InLyle was on probation for a prior sexual assault against a minor when he raped another minor at a party while photographing the crime. He had initially choked her to stop her screaming after breaking in to her home, but decided to rape her after realizing she was still breathing.
Scroll back to top of the page Back to top. At last count, there are approximately 20 active arrest warrants for Manitoba residents wanted for breaching the sex offender registry. For one thing, it was not designed to be retroactive. The background material will vary from case to case, but it will normally include information about:.
This form will allow you to see how many Known Offender Sexual Assault occurred any sex offenders in my neighborhood in Winnipeg a period of time within a neighbourhood.

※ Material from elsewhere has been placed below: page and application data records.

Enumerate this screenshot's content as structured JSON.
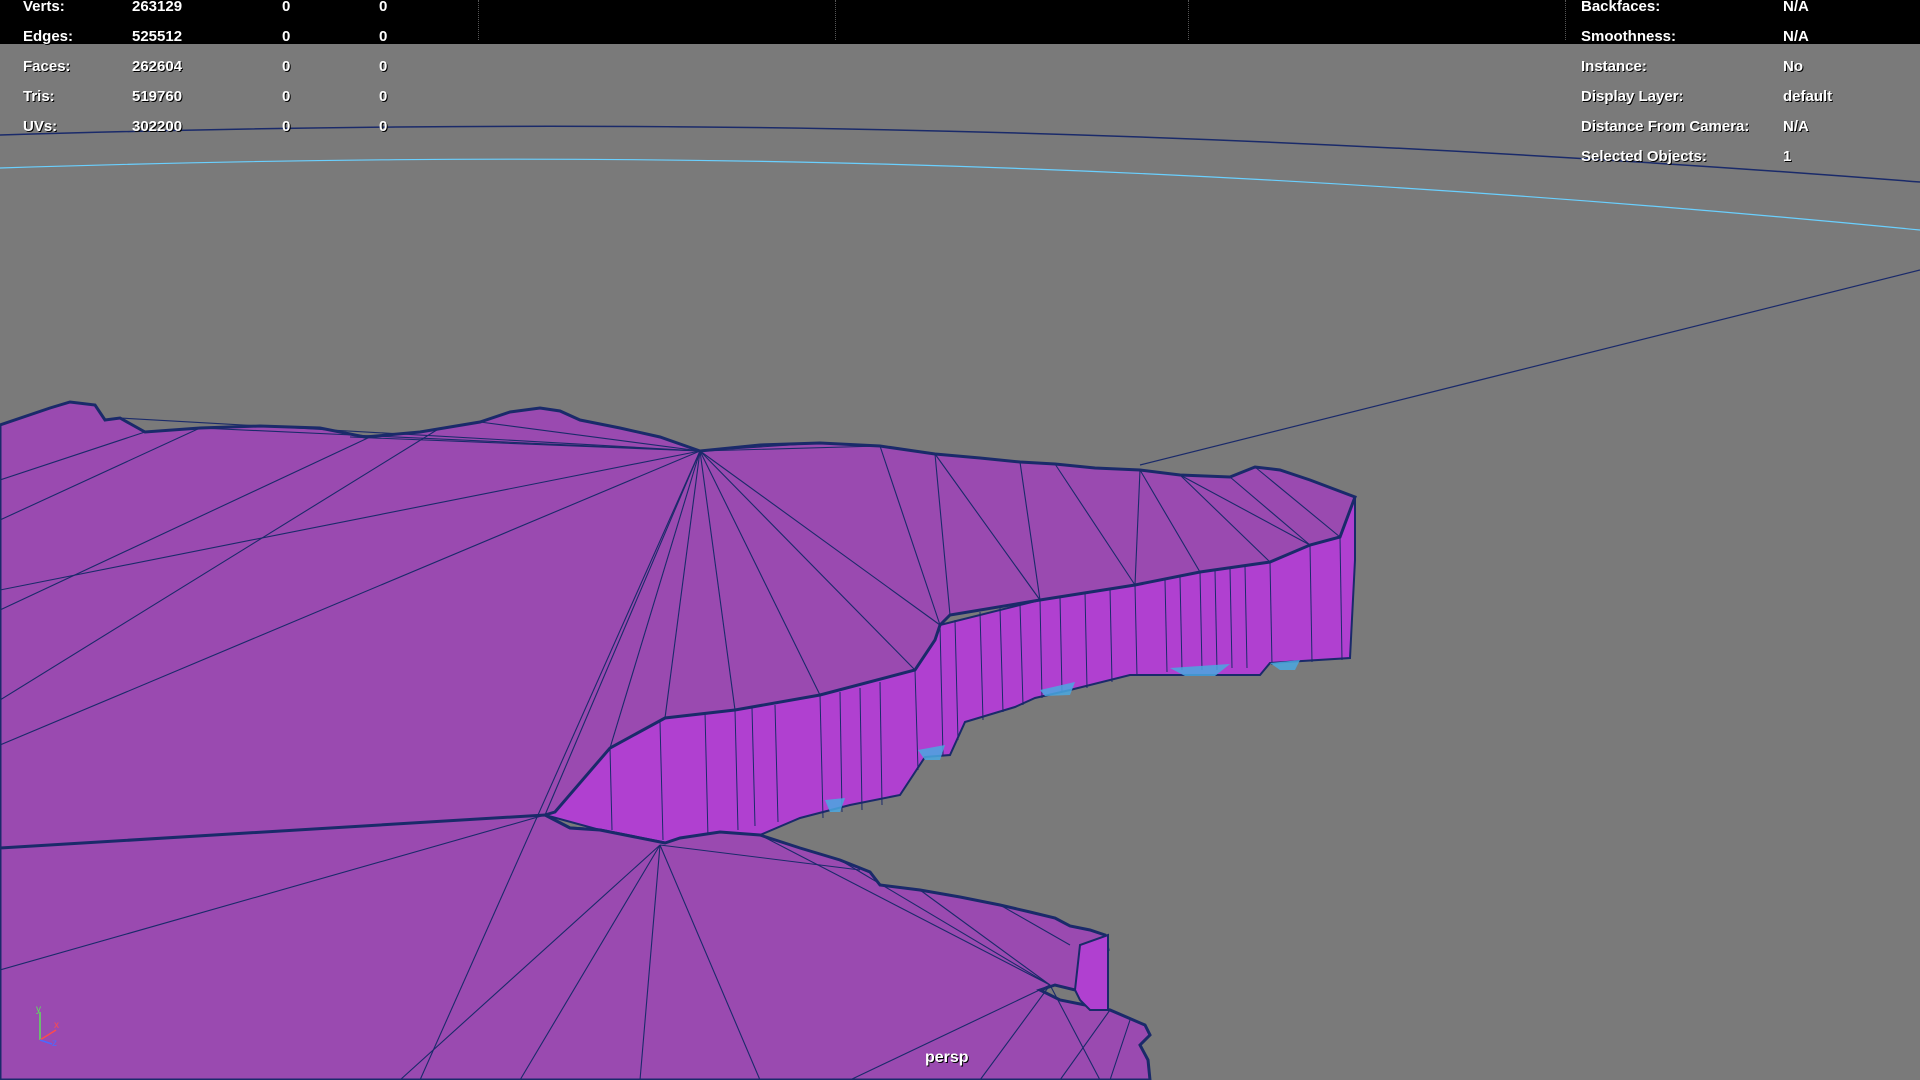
{
  "viewport": {
    "camera_name": "persp"
  },
  "poly_count": {
    "rows": [
      {
        "label": "Verts:",
        "total": "263129",
        "selected": "0",
        "selected_obj": "0"
      },
      {
        "label": "Edges:",
        "total": "525512",
        "selected": "0",
        "selected_obj": "0"
      },
      {
        "label": "Faces:",
        "total": "262604",
        "selected": "0",
        "selected_obj": "0"
      },
      {
        "label": "Tris:",
        "total": "519760",
        "selected": "0",
        "selected_obj": "0"
      },
      {
        "label": "UVs:",
        "total": "302200",
        "selected": "0",
        "selected_obj": "0"
      }
    ]
  },
  "object_details": {
    "rows": [
      {
        "label": "Backfaces:",
        "value": "N/A"
      },
      {
        "label": "Smoothness:",
        "value": "N/A"
      },
      {
        "label": "Instance:",
        "value": "No"
      },
      {
        "label": "Display Layer:",
        "value": "default"
      },
      {
        "label": "Distance From Camera:",
        "value": "N/A"
      },
      {
        "label": "Selected Objects:",
        "value": "1"
      }
    ]
  },
  "axis": {
    "x_label": "x",
    "y_label": "y",
    "z_label": "z"
  },
  "colors": {
    "viewport_bg": "#7a7a7a",
    "mesh_top": "#9a4ab0",
    "mesh_wall": "#b040d0",
    "wireframe": "#1a2a6a",
    "highlight_edge": "#4aa8e0",
    "horizon_line": "#6ad0ff"
  }
}
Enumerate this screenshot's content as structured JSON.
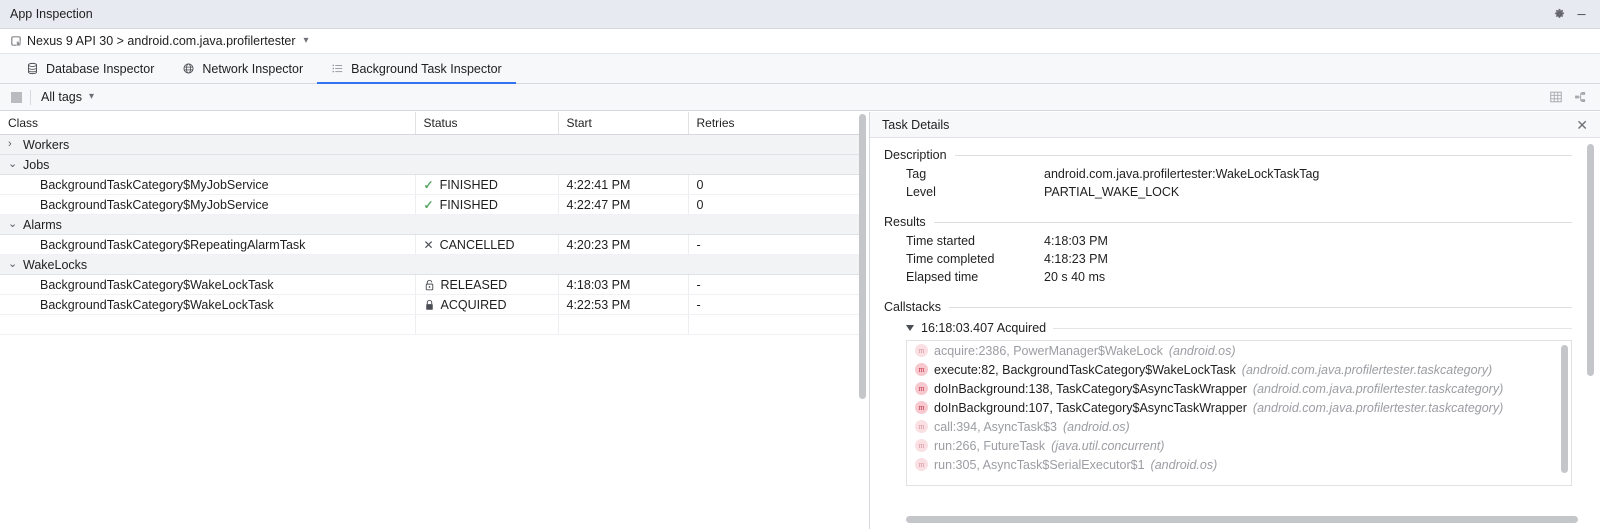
{
  "window": {
    "title": "App Inspection",
    "settings_icon": "gear-icon",
    "minimize_icon": "minimize-icon"
  },
  "device_bar": {
    "icon": "device-icon",
    "label": "Nexus 9 API 30 > android.com.java.profilertester",
    "dropdown_icon": "chevron-down-icon"
  },
  "tabs": [
    {
      "label": "Database Inspector",
      "icon": "database-icon",
      "active": false
    },
    {
      "label": "Network Inspector",
      "icon": "globe-icon",
      "active": false
    },
    {
      "label": "Background Task Inspector",
      "icon": "list-icon",
      "active": true
    }
  ],
  "toolbar": {
    "stop_button": "stop-button",
    "tags_filter_label": "All tags",
    "tags_dropdown_icon": "chevron-down-icon",
    "table_view_icon": "table-view-icon",
    "graph_view_icon": "graph-view-icon"
  },
  "table": {
    "columns": [
      "Class",
      "Status",
      "Start",
      "Retries"
    ],
    "groups": [
      {
        "name": "Workers",
        "expanded": false,
        "chevron": "›",
        "rows": []
      },
      {
        "name": "Jobs",
        "expanded": true,
        "chevron": "⌄",
        "rows": [
          {
            "class": "BackgroundTaskCategory$MyJobService",
            "status": "FINISHED",
            "status_icon": "check-icon",
            "start": "4:22:41 PM",
            "retries": "0"
          },
          {
            "class": "BackgroundTaskCategory$MyJobService",
            "status": "FINISHED",
            "status_icon": "check-icon",
            "start": "4:22:47 PM",
            "retries": "0"
          }
        ]
      },
      {
        "name": "Alarms",
        "expanded": true,
        "chevron": "⌄",
        "rows": [
          {
            "class": "BackgroundTaskCategory$RepeatingAlarmTask",
            "status": "CANCELLED",
            "status_icon": "x-icon",
            "start": "4:20:23 PM",
            "retries": "-"
          }
        ]
      },
      {
        "name": "WakeLocks",
        "expanded": true,
        "chevron": "⌄",
        "rows": [
          {
            "class": "BackgroundTaskCategory$WakeLockTask",
            "status": "RELEASED",
            "status_icon": "unlock-icon",
            "start": "4:18:03 PM",
            "retries": "-"
          },
          {
            "class": "BackgroundTaskCategory$WakeLockTask",
            "status": "ACQUIRED",
            "status_icon": "lock-icon",
            "start": "4:22:53 PM",
            "retries": "-"
          }
        ]
      }
    ]
  },
  "details": {
    "header": "Task Details",
    "close_icon": "close-icon",
    "description": {
      "title": "Description",
      "fields": [
        {
          "key": "Tag",
          "value": "android.com.java.profilertester:WakeLockTaskTag"
        },
        {
          "key": "Level",
          "value": "PARTIAL_WAKE_LOCK"
        }
      ]
    },
    "results": {
      "title": "Results",
      "fields": [
        {
          "key": "Time started",
          "value": "4:18:03 PM"
        },
        {
          "key": "Time completed",
          "value": "4:18:23 PM"
        },
        {
          "key": "Elapsed time",
          "value": "20 s 40 ms"
        }
      ]
    },
    "callstacks": {
      "title": "Callstacks",
      "node": {
        "label": "16:18:03.407 Acquired",
        "expanded": true,
        "icon": "triangle-down-icon"
      },
      "frames": [
        {
          "icon": "method-icon",
          "name": "acquire:2386, PowerManager$WakeLock",
          "package": "(android.os)",
          "dim": true
        },
        {
          "icon": "method-icon",
          "name": "execute:82, BackgroundTaskCategory$WakeLockTask",
          "package": "(android.com.java.profilertester.taskcategory)",
          "dim": false
        },
        {
          "icon": "method-icon",
          "name": "doInBackground:138, TaskCategory$AsyncTaskWrapper",
          "package": "(android.com.java.profilertester.taskcategory)",
          "dim": false
        },
        {
          "icon": "method-icon",
          "name": "doInBackground:107, TaskCategory$AsyncTaskWrapper",
          "package": "(android.com.java.profilertester.taskcategory)",
          "dim": false
        },
        {
          "icon": "method-icon",
          "name": "call:394, AsyncTask$3",
          "package": "(android.os)",
          "dim": true
        },
        {
          "icon": "method-icon",
          "name": "run:266, FutureTask",
          "package": "(java.util.concurrent)",
          "dim": true
        },
        {
          "icon": "method-icon",
          "name": "run:305, AsyncTask$SerialExecutor$1",
          "package": "(android.os)",
          "dim": true
        }
      ]
    }
  },
  "colors": {
    "accent": "#3574f0",
    "success": "#59a869",
    "titlebar_bg": "#e8eaf2",
    "panel_bg": "#f7f8fa",
    "group_row_bg": "#f2f3f5"
  }
}
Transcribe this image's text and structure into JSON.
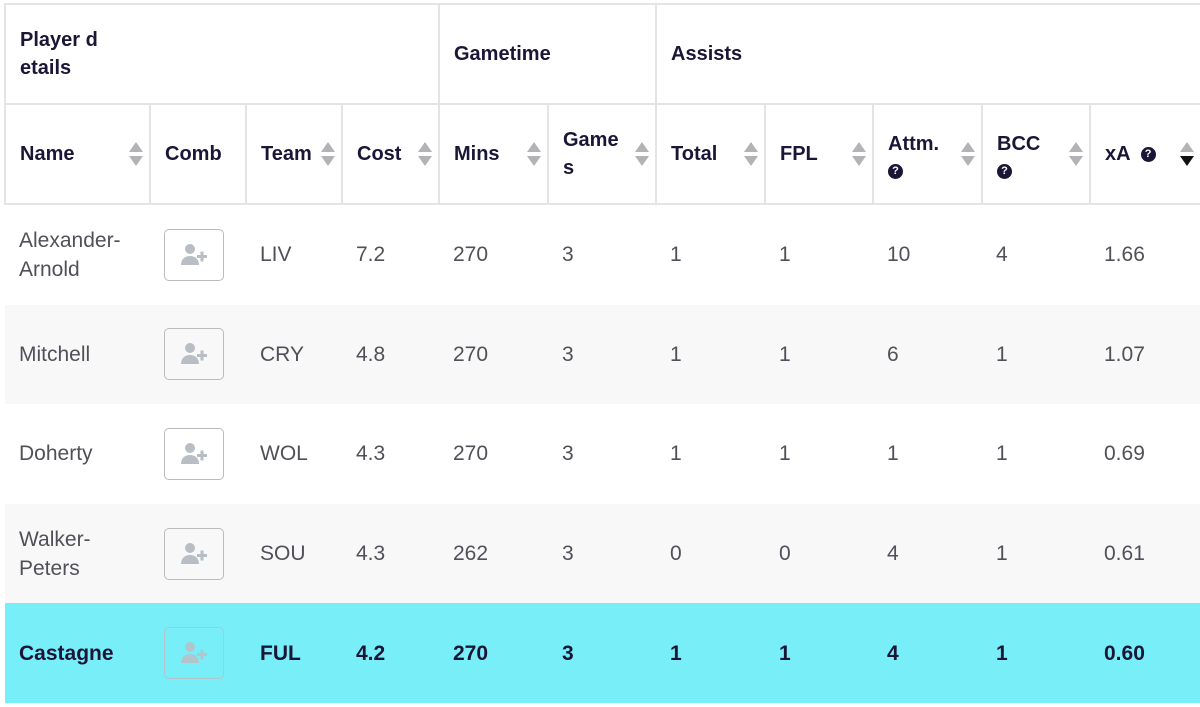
{
  "colors": {
    "header_text": "#1b1536",
    "cell_text": "#505058",
    "row_alt_bg": "#f8f8f8",
    "highlight_bg": "#78eef9",
    "border": "#e4e4e6",
    "sort_inactive": "#b3b3b6",
    "sort_active": "#111111"
  },
  "groups": [
    {
      "label": "Player details",
      "span": 4
    },
    {
      "label": "Gametime",
      "span": 2
    },
    {
      "label": "Assists",
      "span": 5
    }
  ],
  "columns": [
    {
      "key": "name",
      "label": "Name",
      "sortable": true,
      "help": false
    },
    {
      "key": "comb",
      "label": "Comb",
      "sortable": false,
      "help": false
    },
    {
      "key": "team",
      "label": "Team",
      "sortable": true,
      "help": false
    },
    {
      "key": "cost",
      "label": "Cost",
      "sortable": true,
      "help": false
    },
    {
      "key": "mins",
      "label": "Mins",
      "sortable": true,
      "help": false
    },
    {
      "key": "games",
      "label": "Games",
      "sortable": true,
      "help": false
    },
    {
      "key": "total",
      "label": "Total",
      "sortable": true,
      "help": false
    },
    {
      "key": "fpl",
      "label": "FPL",
      "sortable": true,
      "help": false
    },
    {
      "key": "attm",
      "label": "Attm.",
      "sortable": true,
      "help": true
    },
    {
      "key": "bcc",
      "label": "BCC",
      "sortable": true,
      "help": true
    },
    {
      "key": "xa",
      "label": "xA",
      "sortable": true,
      "help": true,
      "sort_direction": "descending"
    }
  ],
  "help_icon": "question-circle-icon",
  "comb_icon": "add-user-icon",
  "rows": [
    {
      "name": "Alexander-Arnold",
      "team": "LIV",
      "cost": "7.2",
      "mins": "270",
      "games": "3",
      "total": "1",
      "fpl": "1",
      "attm": "10",
      "bcc": "4",
      "xa": "1.66",
      "highlighted": false
    },
    {
      "name": "Mitchell",
      "team": "CRY",
      "cost": "4.8",
      "mins": "270",
      "games": "3",
      "total": "1",
      "fpl": "1",
      "attm": "6",
      "bcc": "1",
      "xa": "1.07",
      "highlighted": false
    },
    {
      "name": "Doherty",
      "team": "WOL",
      "cost": "4.3",
      "mins": "270",
      "games": "3",
      "total": "1",
      "fpl": "1",
      "attm": "1",
      "bcc": "1",
      "xa": "0.69",
      "highlighted": false
    },
    {
      "name": "Walker-Peters",
      "team": "SOU",
      "cost": "4.3",
      "mins": "262",
      "games": "3",
      "total": "0",
      "fpl": "0",
      "attm": "4",
      "bcc": "1",
      "xa": "0.61",
      "highlighted": false
    },
    {
      "name": "Castagne",
      "team": "FUL",
      "cost": "4.2",
      "mins": "270",
      "games": "3",
      "total": "1",
      "fpl": "1",
      "attm": "4",
      "bcc": "1",
      "xa": "0.60",
      "highlighted": true
    }
  ]
}
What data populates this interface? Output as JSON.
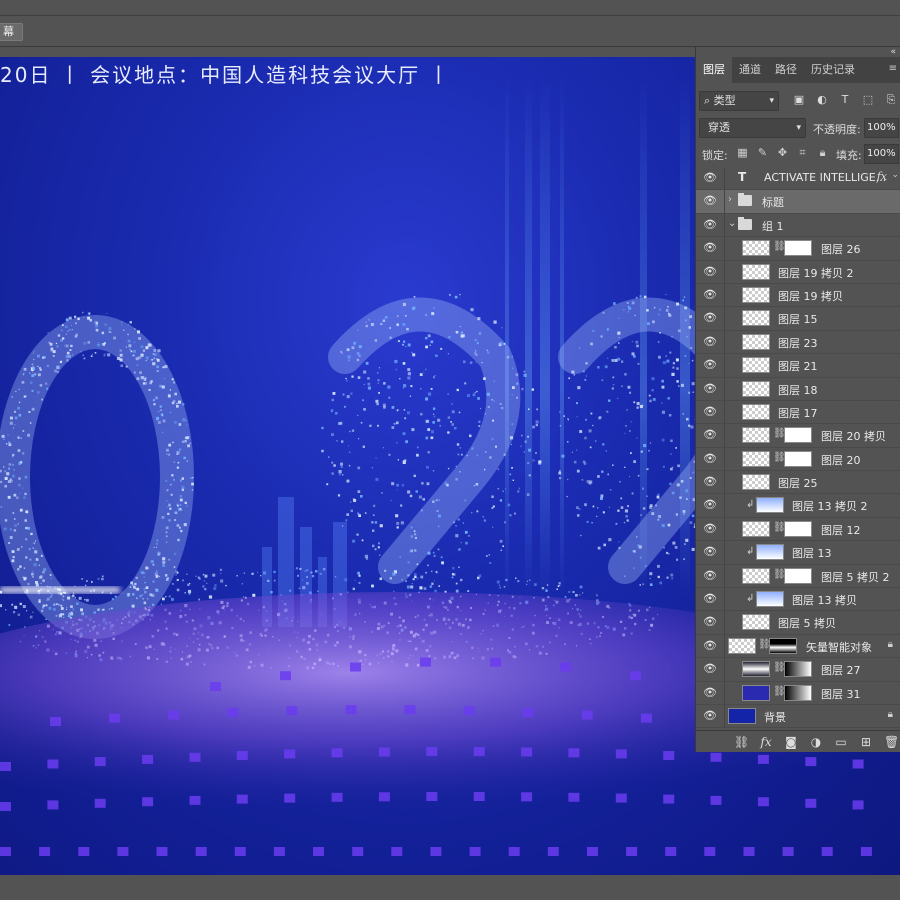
{
  "toolbar": {
    "screen_button": "幕"
  },
  "canvas": {
    "banner_text": "20日 丨 会议地点：中国人造科技会议大厅 丨",
    "big_number": "022",
    "colors": {
      "bg_deep": "#0e1880",
      "bg_mid": "#1a2bb0",
      "particle": "#cfe0ff",
      "glow": "#6fb0ff",
      "ground_purple": "#7a4fd8",
      "dash_purple": "#6a3cf0"
    }
  },
  "panel": {
    "tabs": [
      "图层",
      "通道",
      "路径",
      "历史记录"
    ],
    "active_tab": "图层",
    "filter_kind": "类型",
    "blend_mode": "穿透",
    "opacity_label": "不透明度:",
    "opacity_value": "100%",
    "lock_label": "锁定:",
    "fill_label": "填充:",
    "fill_value": "100%",
    "layers": [
      {
        "name": "ACTIVATE INTELLIGE...",
        "kind": "text",
        "fx": "fx"
      },
      {
        "name": "标题",
        "kind": "group-collapsed"
      },
      {
        "name": "组 1",
        "kind": "group-open"
      },
      {
        "name": "图层 26",
        "kind": "masked"
      },
      {
        "name": "图层 19 拷贝 2",
        "kind": "plain"
      },
      {
        "name": "图层 19 拷贝",
        "kind": "plain"
      },
      {
        "name": "图层 15",
        "kind": "plain"
      },
      {
        "name": "图层 23",
        "kind": "plain"
      },
      {
        "name": "图层 21",
        "kind": "plain"
      },
      {
        "name": "图层 18",
        "kind": "plain"
      },
      {
        "name": "图层 17",
        "kind": "plain"
      },
      {
        "name": "图层 20 拷贝",
        "kind": "masked"
      },
      {
        "name": "图层 20",
        "kind": "masked"
      },
      {
        "name": "图层 25",
        "kind": "plain"
      },
      {
        "name": "图层 13 拷贝 2",
        "kind": "clipped"
      },
      {
        "name": "图层 12",
        "kind": "masked"
      },
      {
        "name": "图层 13",
        "kind": "clipped"
      },
      {
        "name": "图层 5 拷贝 2",
        "kind": "masked"
      },
      {
        "name": "图层 13 拷贝",
        "kind": "clipped"
      },
      {
        "name": "图层 5 拷贝",
        "kind": "plain"
      },
      {
        "name": "矢量智能对象",
        "kind": "masked-locked"
      },
      {
        "name": "图层 27",
        "kind": "masked"
      },
      {
        "name": "图层 31",
        "kind": "masked"
      },
      {
        "name": "背景",
        "kind": "background-locked"
      }
    ],
    "footer_icons": [
      "link-icon",
      "fx-icon",
      "add-mask-icon",
      "adjustment-icon",
      "new-group-icon",
      "new-layer-icon",
      "delete-icon"
    ]
  }
}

Like many jurisdictions, Alberta also has a hard time conducting compliance checks. Gratton had a well-established history of child sexual predation with six known victims dating back nearly two decades. The offender information displayed on this website is to help you protect yourself and your family.
This is a province-wide notification to the major media outlets in Manitoba. Rational or not, the decision still left police with a monumental task.
Like many regions, Nova Scotia is just now beginning to conduct random compliance checks. While Manitoba Justice has taken reasonable steps to ensure that the information is accurate, it cannot guarantee that it is absolutely complete or up-to-date.
Compliance rates vary from coast to coast. Only information about the most serious sex offenders is displayed on this website. The system is off-limits to most police officers, so all queries must be forwarded to the provincial registry centre. If a child goes missing, investigators can search the database any sex offenders in my neighborhood in Winnipeg known pedophiles who live in the surrounding postal codes.
Three years later, the result has been a long list of technical glitches and bad feelings.
Smaller font Descrease article font size - A. Of all the problems with the national registry, nothing bothers Ontario more than the discretionary inclusion rule. There was no database on the drawing board. In Ontario, however, taxpayers are now on the hook for two separate registries—all because the federal Liberals would not admit that a province, especially one run by a Conservative, had developed a superior system.
How can we make it better?